We discovered an Old Kingdom mud-brick building two years ago while clearing sand. It is located just south of the Khafre Valley Temple and separated from the tombs and pyramids by a large stone wall. As we cleared away the sand from the tops of the walls, one of the first things we found was a series of five silos — hence, the Silo Building Complex (SBC). Due to lack of time in 2012 we did not get to really excavate into the building except in two rooms on the eastern edge. We filled the area with clean sand and left it for the future.

This season (2014) we decided to explore this building. We had several questions:

  1. How old was it? Did it go back to the reign of Khafre? We did have one seal impression from Niuserre, a 5th Dynasty pharaoh.
  2. What was the building used for, and who occupied it?
  3. Is the depression to the west really a harbor?
  4. Could the SBC access the area to the north?

To answer these questions we excavated in four areas of the SBC. The first was two of the silos, which we knew would contain information on diet.

The SBC on Saturday, 19 April. The large silos are very visible, and two have been excavated. To the right (east) are two rooms excavated in 2011. To the left (west) is a room excavated this season (photo R. Redding).
Two photos of the silos. Note how high the walls still stand. The small semicircular cut in one is the remnant of the access door (photos R. Redding).

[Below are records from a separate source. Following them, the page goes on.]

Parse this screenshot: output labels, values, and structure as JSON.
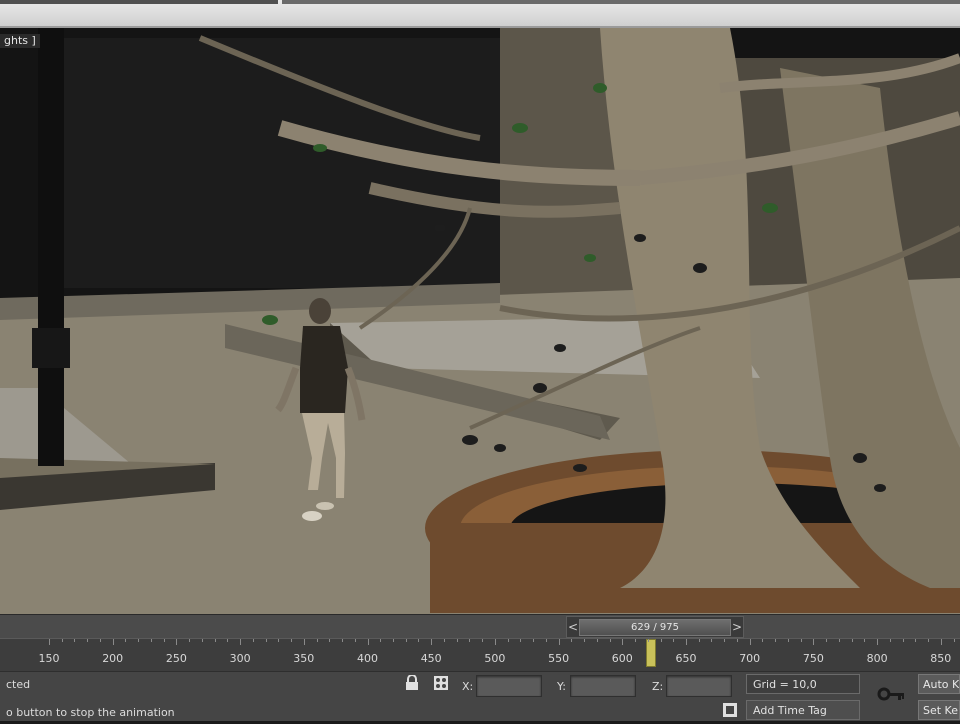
{
  "viewport": {
    "label": "ghts ]"
  },
  "time_slider": {
    "value": "629 / 975",
    "prev_arrow": "<",
    "next_arrow": ">",
    "current_frame": 629,
    "total_frames": 975
  },
  "ruler": {
    "ticks": [
      "150",
      "200",
      "250",
      "300",
      "350",
      "400",
      "450",
      "500",
      "550",
      "600",
      "650",
      "700",
      "750",
      "800",
      "850"
    ]
  },
  "status": {
    "selection_text": "cted",
    "prompt_text": "o button to stop the animation",
    "axis_x": "X:",
    "axis_y": "Y:",
    "axis_z": "Z:",
    "x_value": "",
    "y_value": "",
    "z_value": "",
    "grid_text": "Grid = 10,0",
    "add_time_tag": "Add Time Tag",
    "auto_key": "Auto Ke",
    "set_key": "Set Ke"
  },
  "icons": {
    "lock": "lock-icon",
    "absolute_mode": "transform-mode-icon",
    "key": "key-icon",
    "filter": "key-filter-icon"
  },
  "colors": {
    "ground": "#8a8372",
    "playhead": "#c9c15a"
  }
}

We also excavated a room on the western edge of the building. We wanted good floor deposits and to check on a blocked doorway that led to the west from the SBC.

Excavated room. Note the Meidum bowl set in the floor (photo R. Redding).

The third excavation was a trench from the western room down into the depression we thought might be a harbor. The excavation revealed three terraces that stepped down to an elevation of about 14.5 meters above sea level (m asl). Coring in the west of the water-filled trench revealed a layer of black clayey silt at about 13 m asl. In the Old Kingdom the Nile flood plain at Giza was about 12 m asl, and the flood would have reached about 14 m asl. We have a harbor.

Excavation into harbor from western room. Terraces marked (photo R. Redding).

The last area we have excavated is around the stone wall forming a border between the SBC and the area to the north. We found a doorway that was plastered that led through the wall from the SBC.

Finally, we excavated an area of the stone wall to establish the relationship between the SBC and the northern boundary wall. Which was built first?

The stone boundary wall. Note doorway in lower left that allowed access from the SBC to the area to the north. The doorway is nicely plastered, and you can see the plaster line (photo R. Redding).

We are finishing the excavations, and we will begin the laboratory analyses soon. A team of ceramicists, a faunal analyst, a lithics analyst, botanist, and objects team will soon start work. In a few weeks I will send out another blog describing what they found.